In the 2003 Disney Pixar Movie Finding Nemo, a clownfish named Nemo has to navigate the hazards of both open ocean and captive aquarium life with a reduced front flipper. SPOILER: Nemo does fine, but actual organisms in the wild would likely not fare as well.
Case in point, SDSM 32720, a partial skeleton of the mosasaur Platecarpus tympaniticus from the Niobrara Chalk from Tom Conger’s ranch on the southeastern flank of the Black Hills. The humerus of this specimen is figured below.
Left: humerus of SDSM 32720.
Right: Same humerus outlined to indicate displacement of anatomical features.

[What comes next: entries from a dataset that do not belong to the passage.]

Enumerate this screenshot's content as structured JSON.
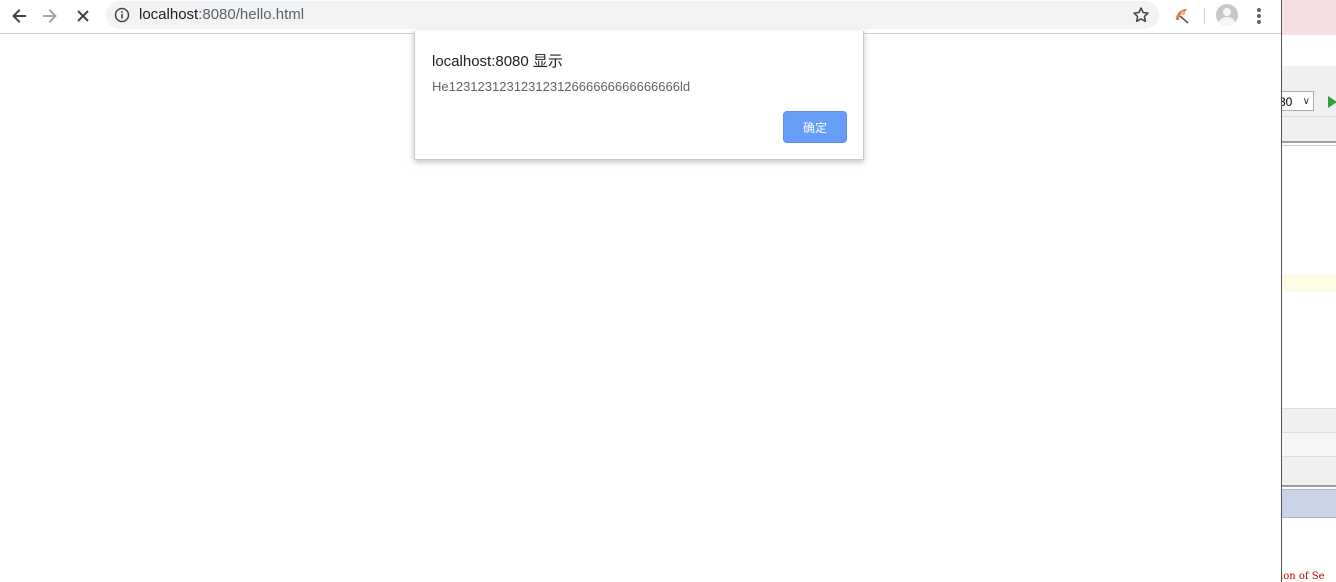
{
  "browser": {
    "url_host": "localhost",
    "url_rest": ":8080/hello.html",
    "icons": {
      "back": "arrow-left-icon",
      "forward": "arrow-right-icon",
      "stop": "close-icon",
      "info": "info-icon",
      "bookmark": "star-icon",
      "extension": "extension-icon",
      "profile": "avatar-icon",
      "menu": "more-vert-icon"
    }
  },
  "dialog": {
    "title": "localhost:8080 显示",
    "message": "He12312312312312312666666666666666ld",
    "ok_label": "确定",
    "accent": "#669df6"
  },
  "ide": {
    "combo_value": "30",
    "bottom_text": "ion of Se",
    "run_color": "#2fa23c"
  }
}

Arrows indicate dorsoventral axis from an “unaltered” element. Dashed lines outline calloused area.
Anyone somewhat familiar with mosasaur anatomy will immediately notice something amiss. In most vertebrates, the humerus is an elongate bone in the upper arm. Because mosasaurs evolutionarily convert their limbs to shortened “flippers”, all of the arm bones are, correspondingly, compressed, giving the humerus an hourglass shape. This humerus is unique.

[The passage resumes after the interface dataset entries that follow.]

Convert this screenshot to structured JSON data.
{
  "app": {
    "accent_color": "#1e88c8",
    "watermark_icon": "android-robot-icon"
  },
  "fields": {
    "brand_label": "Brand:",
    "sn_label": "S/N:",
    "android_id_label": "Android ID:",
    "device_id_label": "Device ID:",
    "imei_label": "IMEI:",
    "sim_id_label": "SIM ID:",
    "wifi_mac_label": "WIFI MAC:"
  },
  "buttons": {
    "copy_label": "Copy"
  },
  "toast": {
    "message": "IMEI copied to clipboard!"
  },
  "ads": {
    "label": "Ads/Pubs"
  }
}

Below is the humerus of 32720 compared with a drawing of a “normal” humerus of the mosasaur Prognathodon. You’ll note that 32720 is, to put it gently, “messed up.” The distal, or bottom portion of the humerus is rotated approximately 30-40 degrees off center. This is due to a pathology, or evidence of a disease or injury. It appears as if this individual suffered a pretty severe break to one of its forelimbs. But, as evidenced by the thickly calloused area (dotted outline above), this animal actually managed to survive long enough to heal up. Additional images of the opposite side of the humerus are included below with comparison with a “normal” one. This poor guy endured quite the trauma. Additional elements currently being prepped, including the coracoid and scapula, show similar evidence of injury. It’s difficult to say what caused this injury, but a larger mosasaur or short-necked plesiosaur would be a good bet.
This specimen is unique for two reasons. First, it shows firsthand how difficult life in the wild can be. Animals routinely suffer extremely brutal injuries. Despite these setbacks, many heal and survive long after the trauma. Pathologic evidence is common in vertebrate fossils, and has been reported in stegosaurs, tyrannosaurs, mammoths, saber-toothed cats, and may other taxa.
Additionally, SDSM 32720 had already been partially curated. Several vertebrae and ribs were already in the collections. However, because this specimen was removed from multiple jackets, we only came across additional portions recently, several years after the original material was prepared and moved to collections storage. Proper documentation, from discovery to excavation to prep, has allowed us to reunite this unique specimen.